Risks for Vascular Injury During Anterior Cervical Spine Surgery: Prevalence of a Medial Loop of Vertebral Artery and Internal Carotid Artery.

TitleRisks for Vascular Injury During Anterior Cervical Spine Surgery: Prevalence of a Medial Loop of Vertebral Artery and Internal Carotid Artery.
Publication TypeJournal Article
Year of Publication2016
AuthorsWakao N, Takeuchi M, Nishimura M, K Riew D, Kamiya M, Hirasawa A, Imagama S, Kawanami K, Murotani K, Takayasu M
JournalSpine (Phila Pa 1976)
Date Published2016 Feb
KeywordsAdolescent, Adult, Aged, Aged, 80 and over, Angiography, Carotid Artery Injuries, Carotid Artery, Internal, Cervical Vertebrae, Female, Humans, Male, Middle Aged, Orthopedic Procedures, Prevalence, Retrospective Studies, Tomography, X-Ray Computed, Vascular System Injuries, Vertebral Artery, Young Adult

STUDY DESIGN: Observational study using a retrospective single-institute database.

OBJECTIVE: To investigate the prevalence of a medial loop (ML) of the vertebral artery (VA) and internal carotid artery (ICA), which might be an anatomical risk factor for arterial injury in anterior cervical surgeries.

SUMMARY OF BACKGROUND DATA: Anterior cervical spine surgeries are generally considered to be safe and effective. VA injury is one of the most serious complications during anterior procedures. Several articles have reported this complication, which might be because of the anomalous course of VA at V2 segment. The prevalence and anatomical features of those high-risk cases were, however, not investigated.
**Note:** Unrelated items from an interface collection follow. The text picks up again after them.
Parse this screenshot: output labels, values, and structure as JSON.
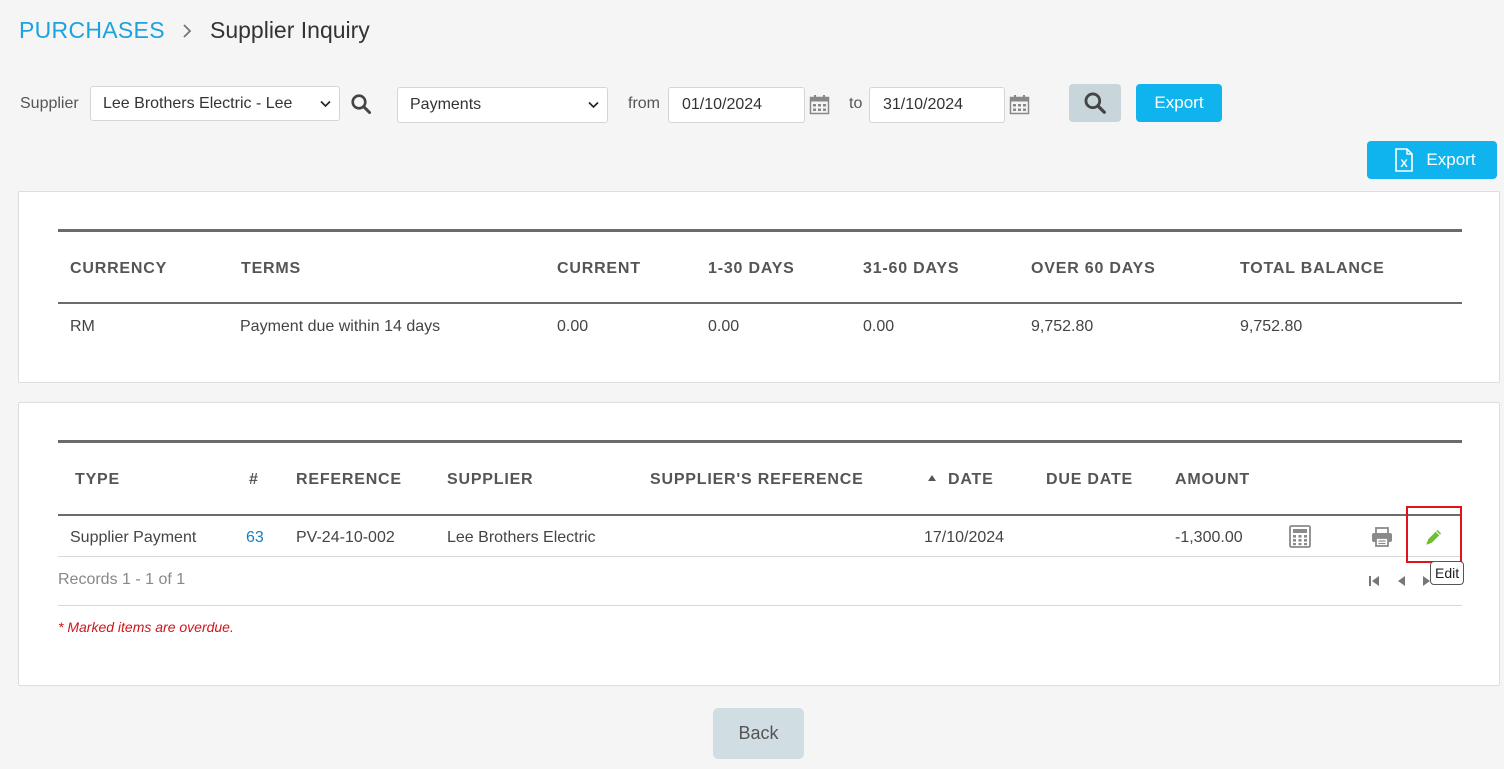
{
  "breadcrumb": {
    "root": "PURCHASES",
    "page": "Supplier Inquiry"
  },
  "filters": {
    "supplier_label": "Supplier",
    "supplier_value": "Lee Brothers Electric - Lee",
    "type_value": "Payments",
    "from_label": "from",
    "from_date": "01/10/2024",
    "to_label": "to",
    "to_date": "31/10/2024",
    "export_label": "Export"
  },
  "top_export_label": "Export",
  "summary": {
    "headers": [
      "CURRENCY",
      "TERMS",
      "CURRENT",
      "1-30 DAYS",
      "31-60 DAYS",
      "OVER 60 DAYS",
      "TOTAL BALANCE"
    ],
    "row": [
      "RM",
      "Payment due within 14 days",
      "0.00",
      "0.00",
      "0.00",
      "9,752.80",
      "9,752.80"
    ]
  },
  "transactions": {
    "headers": [
      "TYPE",
      "#",
      "REFERENCE",
      "SUPPLIER",
      "SUPPLIER'S REFERENCE",
      "DATE",
      "DUE DATE",
      "AMOUNT"
    ],
    "rows": [
      {
        "type": "Supplier Payment",
        "number": "63",
        "reference": "PV-24-10-002",
        "supplier": "Lee Brothers Electric",
        "supplier_reference": "",
        "date": "17/10/2024",
        "due_date": "",
        "amount": "-1,300.00"
      }
    ],
    "records_text": "Records 1 - 1 of 1",
    "sort_column": "DATE",
    "sort_direction": "ascending"
  },
  "tooltip": "Edit",
  "overdue_note": "* Marked items are overdue.",
  "back_label": "Back",
  "colors": {
    "accent": "#1aa3df",
    "button": "#0fb4ef",
    "edit_icon": "#6cc02c",
    "overdue": "#d1141c",
    "highlight": "#e0121c"
  }
}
METHODS: Consecutive Japanese subjects, who underwent contrast-enhanced computed tomography (CT) or computed tomographic angiography (CTA) for reasons other than evaluation of cervical artery disease from November 2011 to October 2012 in our institution, were reviewed. Exclusion criteria included poor images, past surgery, and endovascular intervention of cervical spine and its vessels. The definition of ML was set as the course of VA and ICA extended medially inside the uncovertebral joint. We also investigated whether those anomalous courses were detectable by plain CT.

RESULTS: A total of 1251 subjects with age ranging from 14 to 93 years with a mean of 56.1 years were surveyed. Among them, 1054 subjects were eligible and the others were excluded. A total of 421 subjects were male, and 633 were female. There were 10 cases (1%) with an ML of the VA, and 2 (0.2%) cases with a medial loop of internal carotid artery. Five of the 10 cases with a medial loop of vertebral artery were aberrant into the vertebral body, which were detectable by plain CT. Importantly, the other five cases could not be seen on the CT.
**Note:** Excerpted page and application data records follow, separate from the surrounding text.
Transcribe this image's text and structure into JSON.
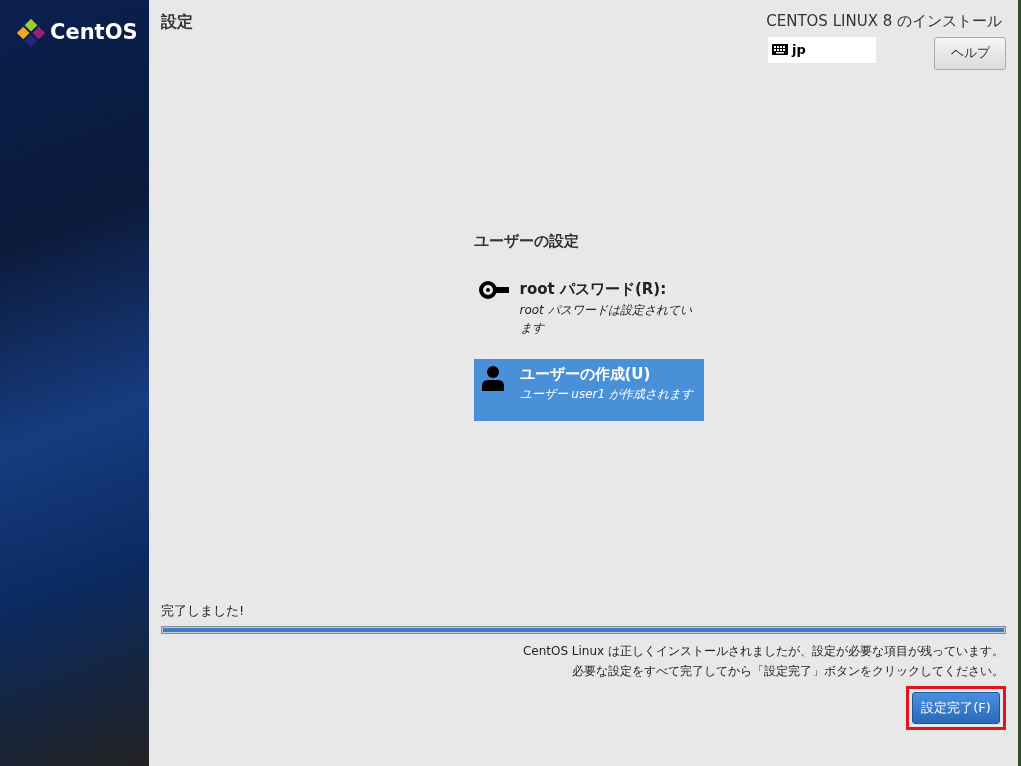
{
  "sidebar": {
    "logo_text": "CentOS"
  },
  "header": {
    "title": "設定",
    "product": "CENTOS LINUX 8 のインストール",
    "keyboard_layout": "jp",
    "help_button": "ヘルプ"
  },
  "section": {
    "title": "ユーザーの設定",
    "items": [
      {
        "kind": "key",
        "title": "root パスワード(R):",
        "status": "root パスワードは設定されています",
        "selected": false
      },
      {
        "kind": "user",
        "title": "ユーザーの作成(U)",
        "status": "ユーザー user1 が作成されます",
        "selected": true
      }
    ]
  },
  "progress": {
    "label": "完了しました!",
    "level": 1.0
  },
  "messages": [
    "CentOS Linux は正しくインストールされましたが、設定が必要な項目が残っています。",
    "必要な設定をすべて完了してから「設定完了」ボタンをクリックしてください。"
  ],
  "finish_button": {
    "label": "設定完了(F)",
    "highlighted": true
  }
}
CONCLUSION: One percent of all subjects showed higher anatomical risk for VA and ICA injury during anterior surgery, half of which were undetectable by plain CT. Preoperative evaluation for vascular anatomy may be necessary for safer surgical treatment.
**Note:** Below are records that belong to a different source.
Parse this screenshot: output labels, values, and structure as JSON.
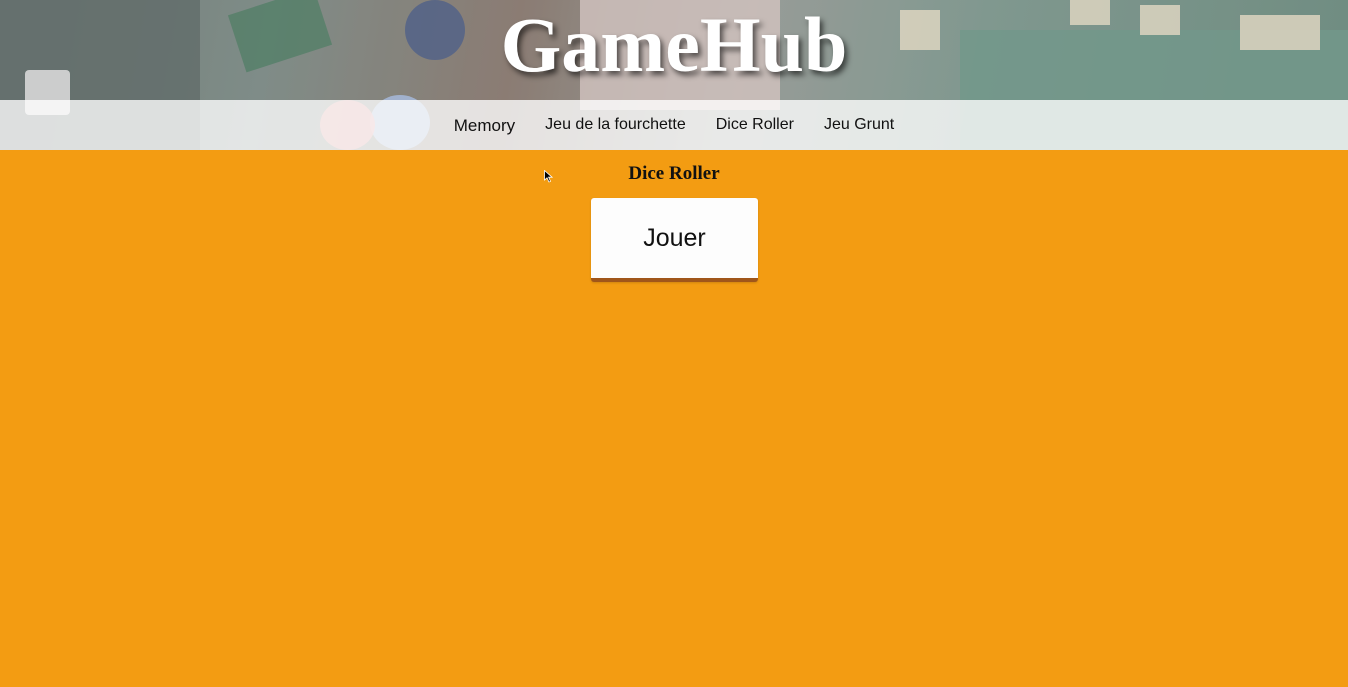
{
  "header": {
    "title": "GameHub",
    "background_description_icon": "board-games-background"
  },
  "nav": {
    "items": [
      {
        "label": "Memory"
      },
      {
        "label": "Jeu de la fourchette"
      },
      {
        "label": "Dice Roller"
      },
      {
        "label": "Jeu Grunt"
      }
    ]
  },
  "main": {
    "section_title": "Dice Roller",
    "play_button_label": "Jouer"
  },
  "colors": {
    "page_background": "#f39c12",
    "button_shadow": "#a0561a"
  }
}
Alternate JournalSpine (Phila Pa 1976)
PubMed ID26536438